(Entries from a dataset of interfaces)
__________
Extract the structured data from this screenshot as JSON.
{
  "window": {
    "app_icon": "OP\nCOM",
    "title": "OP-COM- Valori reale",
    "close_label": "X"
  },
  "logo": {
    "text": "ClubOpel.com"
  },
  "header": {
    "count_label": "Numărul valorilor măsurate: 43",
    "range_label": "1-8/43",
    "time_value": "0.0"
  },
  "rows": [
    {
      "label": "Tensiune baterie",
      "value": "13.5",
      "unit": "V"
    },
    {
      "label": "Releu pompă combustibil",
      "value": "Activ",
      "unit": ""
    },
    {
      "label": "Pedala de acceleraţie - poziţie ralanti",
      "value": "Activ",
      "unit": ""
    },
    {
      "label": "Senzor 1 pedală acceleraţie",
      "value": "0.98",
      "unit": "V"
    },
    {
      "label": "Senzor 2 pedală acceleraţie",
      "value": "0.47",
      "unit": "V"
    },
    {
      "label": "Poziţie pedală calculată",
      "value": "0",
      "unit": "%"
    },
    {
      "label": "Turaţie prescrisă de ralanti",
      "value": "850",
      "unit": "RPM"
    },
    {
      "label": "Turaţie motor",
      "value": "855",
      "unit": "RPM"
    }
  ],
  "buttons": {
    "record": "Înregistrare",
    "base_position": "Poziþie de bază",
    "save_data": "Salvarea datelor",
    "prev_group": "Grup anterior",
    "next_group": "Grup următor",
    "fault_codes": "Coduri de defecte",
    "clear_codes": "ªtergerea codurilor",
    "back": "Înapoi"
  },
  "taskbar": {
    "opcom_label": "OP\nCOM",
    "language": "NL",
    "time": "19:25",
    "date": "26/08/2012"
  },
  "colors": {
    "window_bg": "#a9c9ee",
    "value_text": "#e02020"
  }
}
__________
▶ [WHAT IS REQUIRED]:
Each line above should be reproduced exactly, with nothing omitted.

▶ [ANSWER TO THIS EXERCISE]:
Extract the structured data from this screenshot as JSON.
{
  "window": {
    "app_icon": "OP\nCOM",
    "title": "OP-COM- Valori reale",
    "close_label": "X"
  },
  "logo": {
    "text": "ClubOpel.com"
  },
  "header": {
    "count_label": "Numărul valorilor măsurate: 43",
    "range_label": "1-8/43",
    "time_value": "0.0"
  },
  "rows": [
    {
      "label": "Tensiune baterie",
      "value": "13.5",
      "unit": "V"
    },
    {
      "label": "Releu pompă combustibil",
      "value": "Activ",
      "unit": ""
    },
    {
      "label": "Pedala de acceleraţie - poziţie ralanti",
      "value": "Activ",
      "unit": ""
    },
    {
      "label": "Senzor 1 pedală acceleraţie",
      "value": "0.98",
      "unit": "V"
    },
    {
      "label": "Senzor 2 pedală acceleraţie",
      "value": "0.47",
      "unit": "V"
    },
    {
      "label": "Poziţie pedală calculată",
      "value": "0",
      "unit": "%"
    },
    {
      "label": "Turaţie prescrisă de ralanti",
      "value": "850",
      "unit": "RPM"
    },
    {
      "label": "Turaţie motor",
      "value": "855",
      "unit": "RPM"
    }
  ],
  "buttons": {
    "record": "Înregistrare",
    "base_position": "Poziþie de bază",
    "save_data": "Salvarea datelor",
    "prev_group": "Grup anterior",
    "next_group": "Grup următor",
    "fault_codes": "Coduri de defecte",
    "clear_codes": "ªtergerea codurilor",
    "back": "Înapoi"
  },
  "taskbar": {
    "opcom_label": "OP\nCOM",
    "language": "NL",
    "time": "19:25",
    "date": "26/08/2012"
  },
  "colors": {
    "window_bg": "#a9c9ee",
    "value_text": "#e02020"
  }
}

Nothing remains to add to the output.